The English landlords were ruthless in clearing the lands for sheep and wool which was the backbone of the English economy. The troops would arrive in the night, give little time to pack and place you on ships to America, Australia and Ireland. And lest you think of returning, burn all that you had left behind. A fighting and proud people who depend on land for their identity were wiped away and forced to find new roots. And because the are a people who value stories they romanticized it to make the stories easier on their hearts. For a people whose greatest punishment was exile and their greatest good was hospitality these are traumas to the very soul of a people when they were exiled from their lands. The potato famine did much the same to the Irish. It wasn’t that there wasn’t enough food, it was that what good food like wheat was being sent to England and all the Irish were left with was the potato and the English weren’t exactly heartbroken to see the troublesome Irish have to leave.

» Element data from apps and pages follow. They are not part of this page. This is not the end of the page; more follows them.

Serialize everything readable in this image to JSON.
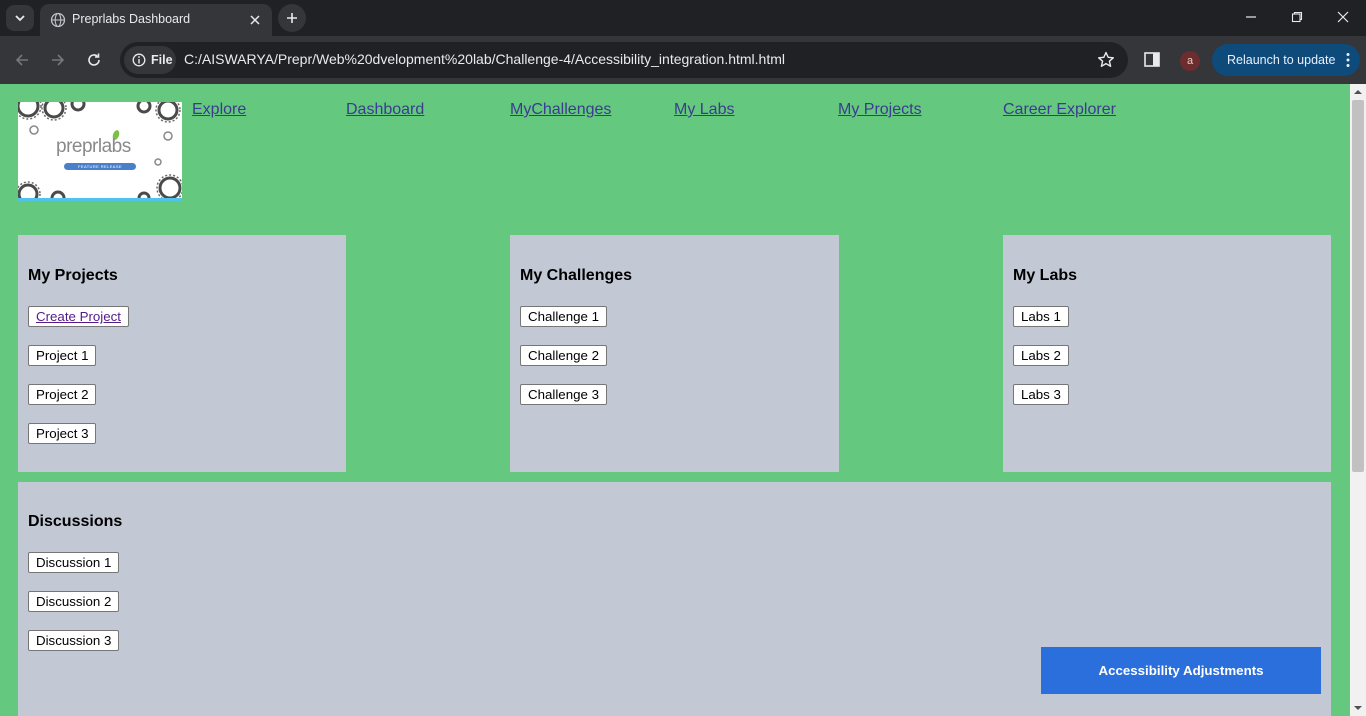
{
  "browser": {
    "tab_title": "Preprlabs Dashboard",
    "chip_label": "File",
    "url": "C:/AISWARYA/Prepr/Web%20dvelopment%20lab/Challenge-4/Accessibility_integration.html.html",
    "profile_initial": "a",
    "relaunch_label": "Relaunch to update"
  },
  "logo": {
    "wordmark": "preprlabs",
    "tagline": "FEATURE RELEASE"
  },
  "nav": {
    "links": [
      "Explore",
      "Dashboard",
      "MyChallenges",
      "My Labs",
      "My Projects",
      "Career Explorer"
    ]
  },
  "projects": {
    "title": "My Projects",
    "create_label": "Create Project",
    "items": [
      "Project 1",
      "Project 2",
      "Project 3"
    ]
  },
  "challenges": {
    "title": "My Challenges",
    "items": [
      "Challenge 1",
      "Challenge 2",
      "Challenge 3"
    ]
  },
  "labs": {
    "title": "My Labs",
    "items": [
      "Labs 1",
      "Labs 2",
      "Labs 3"
    ]
  },
  "discussions": {
    "title": "Discussions",
    "items": [
      "Discussion 1",
      "Discussion 2",
      "Discussion 3"
    ]
  },
  "accessibility": {
    "button_label": "Accessibility Adjustments"
  },
  "colors": {
    "page_background": "#64c97e",
    "card_background": "#c2c8d4",
    "accessibility_button": "#2b6fdc",
    "relaunch_button": "#0e4a7a"
  },
  "icons": {
    "tab_menu": "chevron-down-icon",
    "favicon": "globe-icon",
    "tab_close": "close-icon",
    "new_tab": "plus-icon",
    "back": "arrow-left-icon",
    "forward": "arrow-right-icon",
    "reload": "reload-icon",
    "site_info": "info-icon",
    "bookmark": "star-icon",
    "side_panel": "side-panel-icon",
    "menu": "more-vertical-icon"
  }
}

And so two proud peoples went into exile and took with them a hate of the English, this lead to something like the Revolutionary War, the Law of Unintended Consequences in action and that behaviour of the English is still hated even today. The English taught the Scots and the Irish how to hold a grudge. Frank MacEowen says this and the historical and mythological migrations of the Celts led to having a spirit of longing, that it made us seekers. He may be right about that.

Celtic women in battle

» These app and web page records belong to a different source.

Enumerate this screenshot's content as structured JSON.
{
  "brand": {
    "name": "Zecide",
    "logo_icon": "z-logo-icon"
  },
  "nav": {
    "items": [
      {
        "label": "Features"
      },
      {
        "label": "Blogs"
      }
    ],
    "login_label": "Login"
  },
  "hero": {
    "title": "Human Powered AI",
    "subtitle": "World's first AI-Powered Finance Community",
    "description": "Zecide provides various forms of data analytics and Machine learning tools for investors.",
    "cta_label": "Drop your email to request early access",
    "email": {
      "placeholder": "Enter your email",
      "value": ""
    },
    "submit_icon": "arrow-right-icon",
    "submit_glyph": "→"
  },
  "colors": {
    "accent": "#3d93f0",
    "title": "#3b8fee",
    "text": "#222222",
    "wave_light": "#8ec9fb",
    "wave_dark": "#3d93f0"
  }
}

I’m reading a fascinating book of my great-grandfather’s called, The Scottish Gael or Celtic Manners as preserved among the Highlanders. It was published in 1833. It was written by James Logan and our copy is very very old. It even has the address in it my great-grandparents were living at when they came in 1901. They were living over the bakery on Vermont Ave. Never knew that before. It’s one of the most peculiarly organized books I’ve ever read. Its chapters are broad topics and the only indication that the subject has changed is a few words at the top of the page.

That being said, I was trying to do some research on Highland holidays which turned out not to be there and got lost in the chapter on women in war that starts with Roman times and then goes forward.

At one point he is talking about how many could be raised as an army and states that Boudicca had 230,000 people in her army. The Romans only had 40,000 which might explain how they lost so badly to her.

He talks about Veleda, Aurinia, and Boudicca as being regarded as bearers of divine will and were venerated and followed into battle because they were touched by the divine. The Romans described the women as “the women attacked them with swords and axes and making a hideous outcry, fell upon all those who fled, as well as their pursuers, the former as traitors and the latter as enemies; mixing with the soldiers, with their bare arms, pulled away the shields of the Romans and laid hold of their swords, enduring the wounding and slashing of their bodies to the very last with undaunted resolution. It talks about them screaming and yelling at the men to excite them before going into battle. It also says they did the same when the Romans attacked the Druid’s sacred isle of Anglesea.

He says: “The great respect which Celts paid to their women was due to many amiable qualities and the estimation in which military acquirements were held by these people gave an incredible weight to the authority of the heroine…. Such women were regarded as having supernatural gifts and in the name of the deity they governed the people.”

From there he goes on to talk about the role of Bards and Druids in battle.

Love old books!